With all the discussion about how we need to rethink elements of the education system — in the U.S. and elsewhere — it’s important to remember that for most people around the world, education is not just a privilege, it’s a necessity.
If you give young people earning $3-4/day a chance, they're not going to give it up. And over 99% of students repay.
"Since 2008, Kushal and Vittana have helped a 1,000 students in 11 countries finish school. Incredibly, 99 percent of Vittana's partnering students repay their loans in full, and many of them start saving up while they're still in school."
"We are reaching 1,000 students. But there is so much more to be done. When you think about the need in this world for education, it is not 1,000, it is 100,000, it is a million. That's what we're out to achieve."
"During the nerd rockfest that was the Clinton Global Initiative, Vittana announced that it would give 10,000 loans of $1,000 each to students in Africa. In a few months, Rwandan students may be asking, "Can you add us to the list?"
"Kushal Chakrabarti, co-founder and CEO of Vittana, is a keynote speaker with Matt Flannery, co-founder and CEO of Kiva, and Jacqueline Novogratz, founder and CEO of Acumen Fund."
"[Vittana] will help 10,000 students complete the "last mile" of their education. With about $1,000, these students can gain real, employable skills in fields such as nursing, law enforcement, and IT, changing the entire trajectory of their lives."
"Finding new ways to fund poor students in emerging markets has become a hotbed of innovation. Vittana, founded three years ago by Kushal Chakrabarti, is raising loans for students in five countries, with more soon to follow."
"What motivates me is do something that is useful," Chakrabarti says. "We need to be kind and genuine in all that we do. But, at the same time, this isn't a big 'Kumbaya' fuzz-fest. We need to make real things happen."

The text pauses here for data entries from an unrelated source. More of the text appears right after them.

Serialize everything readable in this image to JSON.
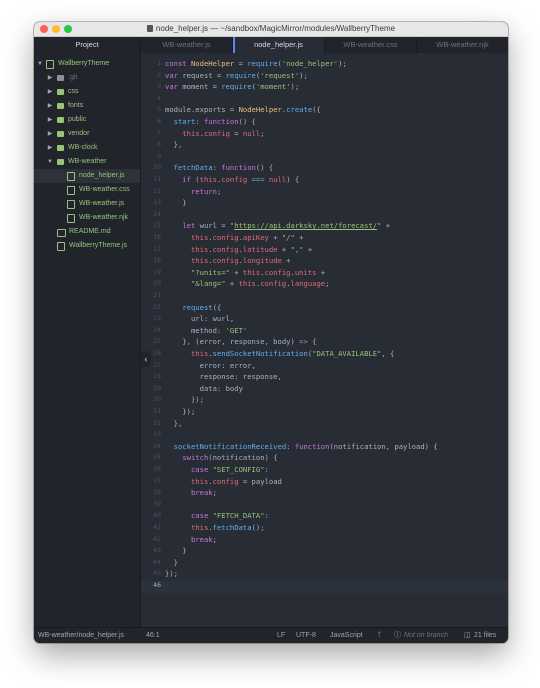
{
  "window": {
    "title": "node_helper.js — ~/sandbox/MagicMirror/modules/WallberryTheme"
  },
  "tabs": {
    "project_label": "Project",
    "items": [
      {
        "label": "WB-weather.js"
      },
      {
        "label": "node_helper.js"
      },
      {
        "label": "WB-weather.css"
      },
      {
        "label": "WB-weather.njk"
      }
    ]
  },
  "tree": {
    "root": "WallberryTheme",
    "items": [
      {
        "label": ".git"
      },
      {
        "label": "css"
      },
      {
        "label": "fonts"
      },
      {
        "label": "public"
      },
      {
        "label": "vendor"
      },
      {
        "label": "WB-clock"
      },
      {
        "label": "WB-weather"
      },
      {
        "label": "node_helper.js"
      },
      {
        "label": "WB-weather.css"
      },
      {
        "label": "WB-weather.js"
      },
      {
        "label": "WB-weather.njk"
      },
      {
        "label": "README.md"
      },
      {
        "label": "WallberryTheme.js"
      }
    ]
  },
  "editor": {
    "line_numbers": [
      "1",
      "2",
      "3",
      "4",
      "5",
      "6",
      "7",
      "8",
      "9",
      "10",
      "11",
      "12",
      "13",
      "14",
      "15",
      "16",
      "17",
      "18",
      "19",
      "20",
      "21",
      "22",
      "23",
      "24",
      "25",
      "26",
      "27",
      "28",
      "29",
      "30",
      "31",
      "32",
      "33",
      "34",
      "35",
      "36",
      "37",
      "38",
      "39",
      "40",
      "41",
      "42",
      "43",
      "44",
      "45",
      "46"
    ],
    "lines": [
      [
        [
          "kw",
          "const "
        ],
        [
          "var",
          "NodeHelper"
        ],
        [
          "pl",
          " = "
        ],
        [
          "fn",
          "require"
        ],
        [
          "pl",
          "("
        ],
        [
          "str",
          "'node_helper'"
        ],
        [
          "pl",
          ");"
        ]
      ],
      [
        [
          "kw",
          "var "
        ],
        [
          "pl",
          "request = "
        ],
        [
          "fn",
          "require"
        ],
        [
          "pl",
          "("
        ],
        [
          "str",
          "'request'"
        ],
        [
          "pl",
          ");"
        ]
      ],
      [
        [
          "kw",
          "var "
        ],
        [
          "pl",
          "moment = "
        ],
        [
          "fn",
          "require"
        ],
        [
          "pl",
          "("
        ],
        [
          "str",
          "'moment'"
        ],
        [
          "pl",
          ");"
        ]
      ],
      [],
      [
        [
          "pl",
          "module.exports = "
        ],
        [
          "var",
          "NodeHelper"
        ],
        [
          "pl",
          "."
        ],
        [
          "fn",
          "create"
        ],
        [
          "pl",
          "({"
        ]
      ],
      [
        [
          "pl",
          "  "
        ],
        [
          "fn",
          "start"
        ],
        [
          "pl",
          ": "
        ],
        [
          "kw",
          "function"
        ],
        [
          "pl",
          "() {"
        ]
      ],
      [
        [
          "pl",
          "    "
        ],
        [
          "this",
          "this"
        ],
        [
          "pl",
          "."
        ],
        [
          "this",
          "config"
        ],
        [
          "pl",
          " = "
        ],
        [
          "this",
          "null"
        ],
        [
          "pl",
          ";"
        ]
      ],
      [
        [
          "pl",
          "  },"
        ]
      ],
      [],
      [
        [
          "pl",
          "  "
        ],
        [
          "fn",
          "fetchData"
        ],
        [
          "pl",
          ": "
        ],
        [
          "kw",
          "function"
        ],
        [
          "pl",
          "() {"
        ]
      ],
      [
        [
          "pl",
          "    "
        ],
        [
          "kw",
          "if"
        ],
        [
          "pl",
          " ("
        ],
        [
          "this",
          "this"
        ],
        [
          "pl",
          "."
        ],
        [
          "this",
          "config"
        ],
        [
          "pl",
          " "
        ],
        [
          "op",
          "==="
        ],
        [
          "pl",
          " "
        ],
        [
          "this",
          "null"
        ],
        [
          "pl",
          ") {"
        ]
      ],
      [
        [
          "pl",
          "      "
        ],
        [
          "kw",
          "return"
        ],
        [
          "pl",
          ";"
        ]
      ],
      [
        [
          "pl",
          "    }"
        ]
      ],
      [],
      [
        [
          "pl",
          "    "
        ],
        [
          "kw",
          "let "
        ],
        [
          "pl",
          "wurl = "
        ],
        [
          "str",
          "\""
        ],
        [
          "url",
          "https://api.darksky.net/forecast/"
        ],
        [
          "str",
          "\""
        ],
        [
          "pl",
          " +"
        ]
      ],
      [
        [
          "pl",
          "      "
        ],
        [
          "this",
          "this"
        ],
        [
          "pl",
          "."
        ],
        [
          "this",
          "config"
        ],
        [
          "pl",
          "."
        ],
        [
          "this",
          "apiKey"
        ],
        [
          "pl",
          " + "
        ],
        [
          "str",
          "\"/\""
        ],
        [
          "pl",
          " +"
        ]
      ],
      [
        [
          "pl",
          "      "
        ],
        [
          "this",
          "this"
        ],
        [
          "pl",
          "."
        ],
        [
          "this",
          "config"
        ],
        [
          "pl",
          "."
        ],
        [
          "this",
          "latitude"
        ],
        [
          "pl",
          " + "
        ],
        [
          "str",
          "\",\""
        ],
        [
          "pl",
          " +"
        ]
      ],
      [
        [
          "pl",
          "      "
        ],
        [
          "this",
          "this"
        ],
        [
          "pl",
          "."
        ],
        [
          "this",
          "config"
        ],
        [
          "pl",
          "."
        ],
        [
          "this",
          "longitude"
        ],
        [
          "pl",
          " +"
        ]
      ],
      [
        [
          "pl",
          "      "
        ],
        [
          "str",
          "\"?units=\""
        ],
        [
          "pl",
          " + "
        ],
        [
          "this",
          "this"
        ],
        [
          "pl",
          "."
        ],
        [
          "this",
          "config"
        ],
        [
          "pl",
          "."
        ],
        [
          "this",
          "units"
        ],
        [
          "pl",
          " +"
        ]
      ],
      [
        [
          "pl",
          "      "
        ],
        [
          "str",
          "\"&lang=\""
        ],
        [
          "pl",
          " + "
        ],
        [
          "this",
          "this"
        ],
        [
          "pl",
          "."
        ],
        [
          "this",
          "config"
        ],
        [
          "pl",
          "."
        ],
        [
          "this",
          "language"
        ],
        [
          "pl",
          ";"
        ]
      ],
      [],
      [
        [
          "pl",
          "    "
        ],
        [
          "fn",
          "request"
        ],
        [
          "pl",
          "({"
        ]
      ],
      [
        [
          "pl",
          "      url: wurl,"
        ]
      ],
      [
        [
          "pl",
          "      method: "
        ],
        [
          "str",
          "'GET'"
        ]
      ],
      [
        [
          "pl",
          "    }, (error, response, body) "
        ],
        [
          "kw",
          "=>"
        ],
        [
          "pl",
          " {"
        ]
      ],
      [
        [
          "pl",
          "      "
        ],
        [
          "this",
          "this"
        ],
        [
          "pl",
          "."
        ],
        [
          "fn",
          "sendSocketNotification"
        ],
        [
          "pl",
          "("
        ],
        [
          "str",
          "\"DATA_AVAILABLE\""
        ],
        [
          "pl",
          ", {"
        ]
      ],
      [
        [
          "pl",
          "        error: error,"
        ]
      ],
      [
        [
          "pl",
          "        response: response,"
        ]
      ],
      [
        [
          "pl",
          "        data: body"
        ]
      ],
      [
        [
          "pl",
          "      });"
        ]
      ],
      [
        [
          "pl",
          "    });"
        ]
      ],
      [
        [
          "pl",
          "  },"
        ]
      ],
      [],
      [
        [
          "pl",
          "  "
        ],
        [
          "fn",
          "socketNotificationReceived"
        ],
        [
          "pl",
          ": "
        ],
        [
          "kw",
          "function"
        ],
        [
          "pl",
          "(notification, payload) {"
        ]
      ],
      [
        [
          "pl",
          "    "
        ],
        [
          "kw",
          "switch"
        ],
        [
          "pl",
          "(notification) {"
        ]
      ],
      [
        [
          "pl",
          "      "
        ],
        [
          "kw",
          "case "
        ],
        [
          "str",
          "\"SET_CONFIG\""
        ],
        [
          "pl",
          ":"
        ]
      ],
      [
        [
          "pl",
          "      "
        ],
        [
          "this",
          "this"
        ],
        [
          "pl",
          "."
        ],
        [
          "this",
          "config"
        ],
        [
          "pl",
          " = payload"
        ]
      ],
      [
        [
          "pl",
          "      "
        ],
        [
          "kw",
          "break"
        ],
        [
          "pl",
          ";"
        ]
      ],
      [],
      [
        [
          "pl",
          "      "
        ],
        [
          "kw",
          "case "
        ],
        [
          "str",
          "\"FETCH_DATA\""
        ],
        [
          "pl",
          ":"
        ]
      ],
      [
        [
          "pl",
          "      "
        ],
        [
          "this",
          "this"
        ],
        [
          "pl",
          "."
        ],
        [
          "fn",
          "fetchData"
        ],
        [
          "pl",
          "();"
        ]
      ],
      [
        [
          "pl",
          "      "
        ],
        [
          "kw",
          "break"
        ],
        [
          "pl",
          ";"
        ]
      ],
      [
        [
          "pl",
          "    }"
        ]
      ],
      [
        [
          "pl",
          "  }"
        ]
      ],
      [
        [
          "pl",
          "});"
        ]
      ],
      []
    ]
  },
  "status": {
    "path": "WB-weather/node_helper.js",
    "cursor": "46:1",
    "line_ending": "LF",
    "encoding": "UTF-8",
    "grammar": "JavaScript",
    "branch": "Not on branch",
    "files": "21 files"
  },
  "icons": {
    "collapse": "chevron-left-icon",
    "folder": "folder-icon",
    "file": "file-icon"
  }
}
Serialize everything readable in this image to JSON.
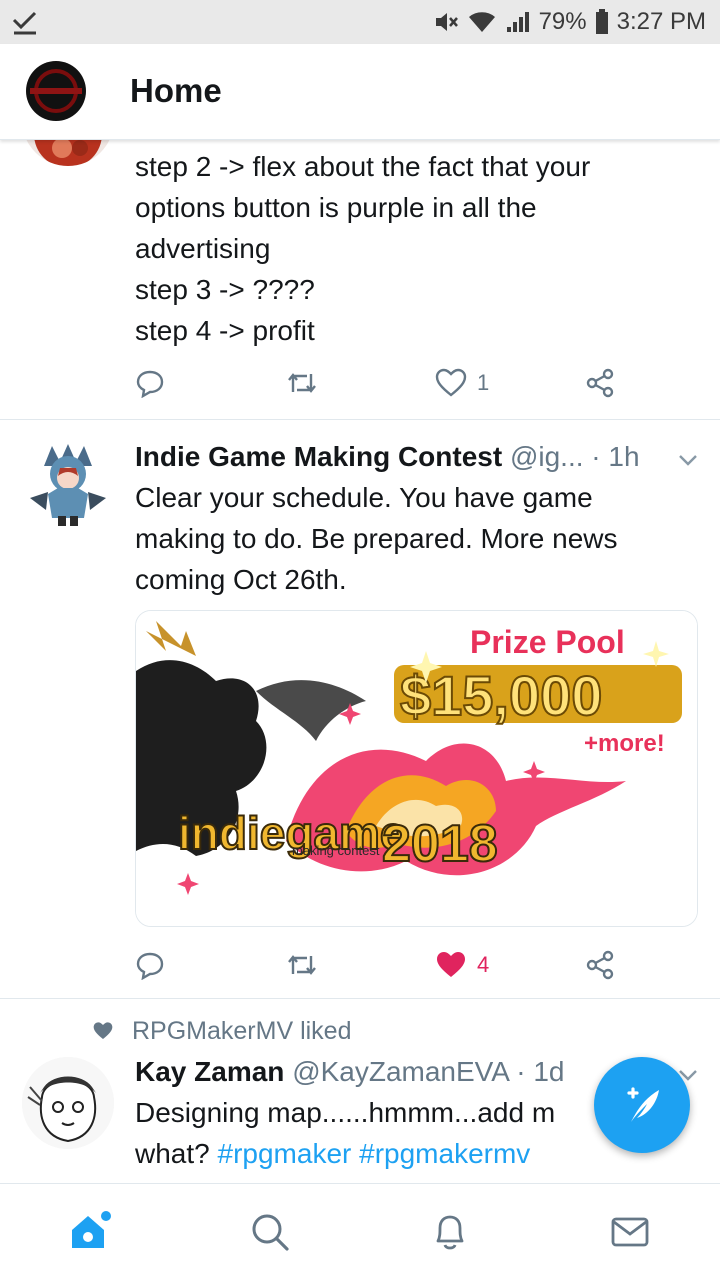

"As she stood onstage at her graduation ceremony in Managua, Nicaragua, Luceymi Maria Lopez Lopez described how the diploma felt in her hand. "Grandioso," she said. "Superbien." "I never thought I would be able to finish," Lopez said."
"This reality is familiar to Nardith Torres Marcelo, a 23-year-old mother in Peru who dreamed of becoming a nurse. After graduating high school, Marcelo enrolled in technical school but had to drop out to work full-time and care for her son."
"If you care about higher education, this microlending site might be right up your alley."
"We're jump-starting a global system of access to higher education, says Chakrabarti, 28-year-old founder of Vittana. It has made some of the first-ever student loans in Vietnam, Peru, Paraguay, Nicaragua, and soon Cambodia."
"The pioneering education microfinance outfit has made the first-ever student loans in Peru, Paraguay, Nicaragua, Mongolia, and Vietnam. Although it's less than a year old and still small -- a few hundred students -- the startup has drawn accolades."
"If you're trying to raise standards of living," Mr. Ogden said, "making an education loan is probably a better way of doing that than lending another $100 to an illiterate and unskilled woman to open another roadside stand."
"With such a sharp and well-defined business model and powerful supporters, this organization may be well on its way to making a significant impact in the world of microfinance. It may also represent a way forward for the next generation in microfinance."
"Realizing that education is the quickest route out of poverty, Vittana aims to make it easier for poor families to send their children to school."
"Although only 1 1/2 years old, the program is already flourishing in Nicaragua, Peru, Bolivia and Mongolia, Chakrabarti said. "The power of what we as individuals, we as a community can do is really amazing."
"While microcredit has made great strides, says Vittana CEO Kushal Chakrabarti, it hasn't lifted poor entrepreneurs into the middle class. That's usually left to the next generation, so the first chance borrowers get, they send their kids to school."
People who visit the site can choose to make small loans to these students to help them complete their educations.